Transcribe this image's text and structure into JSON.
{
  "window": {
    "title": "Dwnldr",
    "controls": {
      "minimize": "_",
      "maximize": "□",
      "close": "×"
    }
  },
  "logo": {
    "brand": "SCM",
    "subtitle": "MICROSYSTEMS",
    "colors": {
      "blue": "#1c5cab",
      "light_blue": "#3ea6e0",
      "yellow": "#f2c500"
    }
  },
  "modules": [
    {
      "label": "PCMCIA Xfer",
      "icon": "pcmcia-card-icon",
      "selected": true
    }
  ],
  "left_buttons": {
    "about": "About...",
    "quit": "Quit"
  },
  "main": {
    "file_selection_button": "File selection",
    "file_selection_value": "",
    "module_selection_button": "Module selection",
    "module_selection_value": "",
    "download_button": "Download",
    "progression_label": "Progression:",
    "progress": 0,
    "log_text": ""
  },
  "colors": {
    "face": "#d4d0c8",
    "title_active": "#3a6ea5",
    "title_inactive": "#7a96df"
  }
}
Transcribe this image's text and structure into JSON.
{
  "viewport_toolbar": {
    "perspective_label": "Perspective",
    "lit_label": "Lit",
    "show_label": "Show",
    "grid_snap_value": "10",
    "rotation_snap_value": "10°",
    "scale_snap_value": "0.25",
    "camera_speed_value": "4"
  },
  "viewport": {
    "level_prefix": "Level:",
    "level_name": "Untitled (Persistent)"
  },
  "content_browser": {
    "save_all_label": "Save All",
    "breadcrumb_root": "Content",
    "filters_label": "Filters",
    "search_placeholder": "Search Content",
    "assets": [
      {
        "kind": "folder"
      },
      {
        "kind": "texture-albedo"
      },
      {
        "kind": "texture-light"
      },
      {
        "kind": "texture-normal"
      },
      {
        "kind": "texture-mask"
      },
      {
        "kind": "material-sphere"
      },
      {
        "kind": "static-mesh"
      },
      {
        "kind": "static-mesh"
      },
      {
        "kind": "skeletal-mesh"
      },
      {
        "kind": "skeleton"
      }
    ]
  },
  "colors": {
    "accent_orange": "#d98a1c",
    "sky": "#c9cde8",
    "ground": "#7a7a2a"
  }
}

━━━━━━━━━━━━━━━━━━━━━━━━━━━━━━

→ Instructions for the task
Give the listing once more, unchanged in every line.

→ Result of this task
Transcribe this image's text and structure into JSON.
{
  "window": {
    "title": "Dwnldr",
    "controls": {
      "minimize": "_",
      "maximize": "□",
      "close": "×"
    }
  },
  "logo": {
    "brand": "SCM",
    "subtitle": "MICROSYSTEMS",
    "colors": {
      "blue": "#1c5cab",
      "light_blue": "#3ea6e0",
      "yellow": "#f2c500"
    }
  },
  "modules": [
    {
      "label": "PCMCIA Xfer",
      "icon": "pcmcia-card-icon",
      "selected": true
    }
  ],
  "left_buttons": {
    "about": "About...",
    "quit": "Quit"
  },
  "main": {
    "file_selection_button": "File selection",
    "file_selection_value": "",
    "module_selection_button": "Module selection",
    "module_selection_value": "",
    "download_button": "Download",
    "progression_label": "Progression:",
    "progress": 0,
    "log_text": ""
  },
  "colors": {
    "face": "#d4d0c8",
    "title_active": "#3a6ea5",
    "title_inactive": "#7a96df"
  }
}
Transcribe this image's text and structure into JSON.
{
  "viewport_toolbar": {
    "perspective_label": "Perspective",
    "lit_label": "Lit",
    "show_label": "Show",
    "grid_snap_value": "10",
    "rotation_snap_value": "10°",
    "scale_snap_value": "0.25",
    "camera_speed_value": "4"
  },
  "viewport": {
    "level_prefix": "Level:",
    "level_name": "Untitled (Persistent)"
  },
  "content_browser": {
    "save_all_label": "Save All",
    "breadcrumb_root": "Content",
    "filters_label": "Filters",
    "search_placeholder": "Search Content",
    "assets": [
      {
        "kind": "folder"
      },
      {
        "kind": "texture-albedo"
      },
      {
        "kind": "texture-light"
      },
      {
        "kind": "texture-normal"
      },
      {
        "kind": "texture-mask"
      },
      {
        "kind": "material-sphere"
      },
      {
        "kind": "static-mesh"
      },
      {
        "kind": "static-mesh"
      },
      {
        "kind": "skeletal-mesh"
      },
      {
        "kind": "skeleton"
      }
    ]
  },
  "colors": {
    "accent_orange": "#d98a1c",
    "sky": "#c9cde8",
    "ground": "#7a7a2a"
  }
}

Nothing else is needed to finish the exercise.